The kinetic inductance detector (KID) offers simple fabrication, intrinsic multiplexing of thousands of detectors per cable, much higher dynamic range than competing technologies, and near background-limited operation at mm and submm-wavelength frequencies. I'll discuss two related applications. The first, SuperSpec, is an compact, mm-wavelength, on-chip spectrometer. Its small size, wide spectral bandwidth, and highly multiplexed detector readout will enable construction of powerful multi-object spectrometers for high-redshift observations. The design employs a filter bank consisting of a series of superconducting thin film circuit elements, each coupled to titanium nitride lumped-element KID. I will discuss the design, optimization, and measured performance of prototype devices and the upcoming observing run of the SuperSpec demonstration instrument. The second project, the Chicago CMB-KIDs program, is a lab demonstration of a KID-based, polarization sensitive, multi-band array optimized for CMB observations. I'll discuss our pixel designs and current progress toward demonstrating a full-scale array suitable for deployment in the Stage-4 CMB experiment.

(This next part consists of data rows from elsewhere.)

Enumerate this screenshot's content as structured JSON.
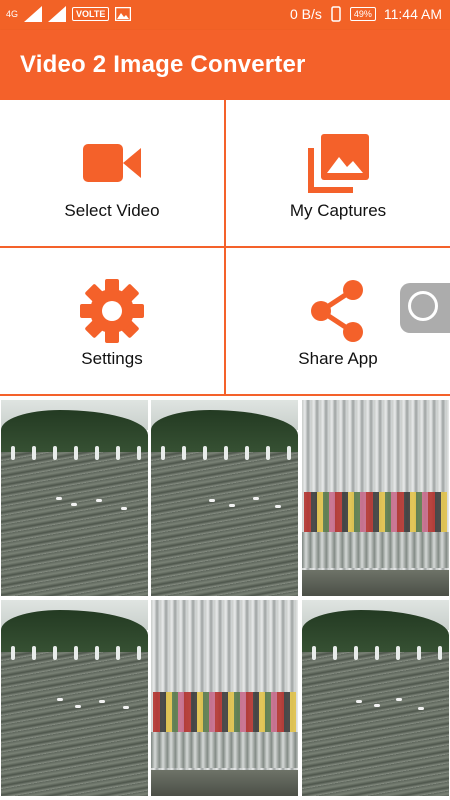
{
  "status_bar": {
    "network": "4G",
    "volte": "VOLTE",
    "speed": "0 B/s",
    "battery": "49%",
    "time": "11:44 AM"
  },
  "app_bar": {
    "title": "Video 2 Image Converter"
  },
  "menu": [
    {
      "label": "Select Video",
      "icon": "video-camera-icon"
    },
    {
      "label": "My Captures",
      "icon": "gallery-icon"
    },
    {
      "label": "Settings",
      "icon": "gear-icon"
    },
    {
      "label": "Share App",
      "icon": "share-icon"
    }
  ],
  "thumbnails": [
    {
      "scene": "lake-with-fountains"
    },
    {
      "scene": "lake-with-fountains"
    },
    {
      "scene": "waterfall-with-people"
    },
    {
      "scene": "lake-with-fountains"
    },
    {
      "scene": "waterfall-with-people"
    },
    {
      "scene": "lake-with-fountains"
    }
  ],
  "colors": {
    "primary": "#f4612a",
    "status_bar": "#f26226",
    "icon": "#f4612a"
  }
}
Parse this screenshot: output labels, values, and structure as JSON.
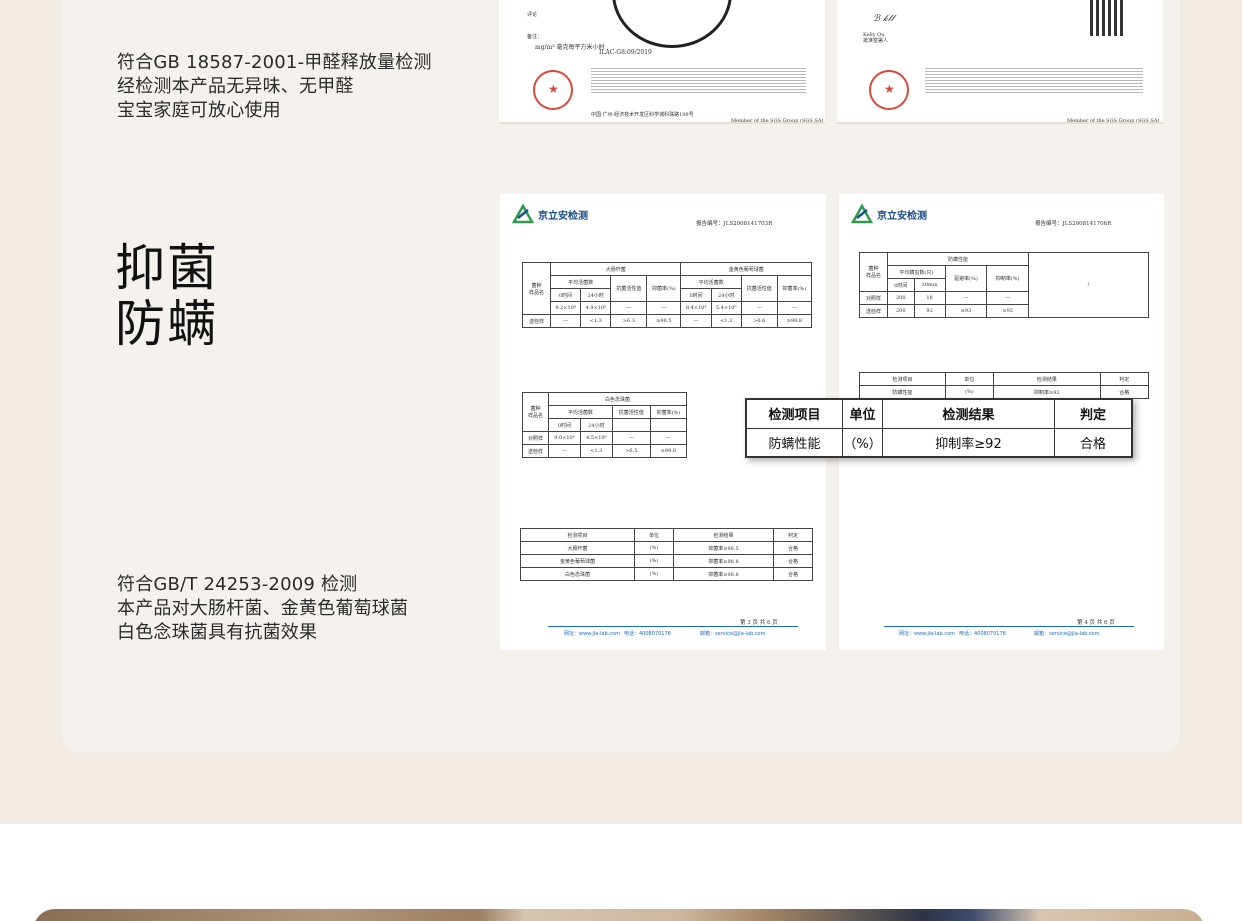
{
  "section_formaldehyde": {
    "lines": [
      "符合GB 18587-2001-甲醛释放量检测",
      "经检测本产品无异味、无甲醛",
      "宝宝家庭可放心使用"
    ]
  },
  "section_antibacterial": {
    "heading_line1": "抑菌",
    "heading_line2": "防螨",
    "lines": [
      "符合GB/T 24253-2009 检测",
      "本产品对大肠杆菌、金黄色葡萄球菌",
      "白色念珠菌具有抗菌效果"
    ]
  },
  "reports": {
    "lab_name": "京立安检测",
    "page3": "第 3 页 共 6 页",
    "page4": "第 4 页 共 6 页",
    "footer_website": "网址：www.jla-lab.com",
    "footer_phone": "电话：4008070178",
    "footer_email": "邮箱：service@jla-lab.com",
    "top_left_caption": "ILAC-G8:09/2019",
    "top_right_signature": "Kelly Ou",
    "sgs_member": "Member of the SGS Group (SGS SA)"
  },
  "mite_result": {
    "headers": [
      "检测项目",
      "单位",
      "检测结果",
      "判定"
    ],
    "row": [
      "防螨性能",
      "（%）",
      "抑制率≥92",
      "合格"
    ]
  },
  "colors": {
    "band": "#f2ebe3",
    "card": "#f5f1ec",
    "stamp_red": "#d64a3c",
    "lab_blue": "#1b4f8a"
  }
}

Wednesday, 12 April, 2017 - 14:00
454A, bâtiment Condorcet
Astronomy & Astrophysics Department, Kavli Institute for Cosmological Physics, University of Chicago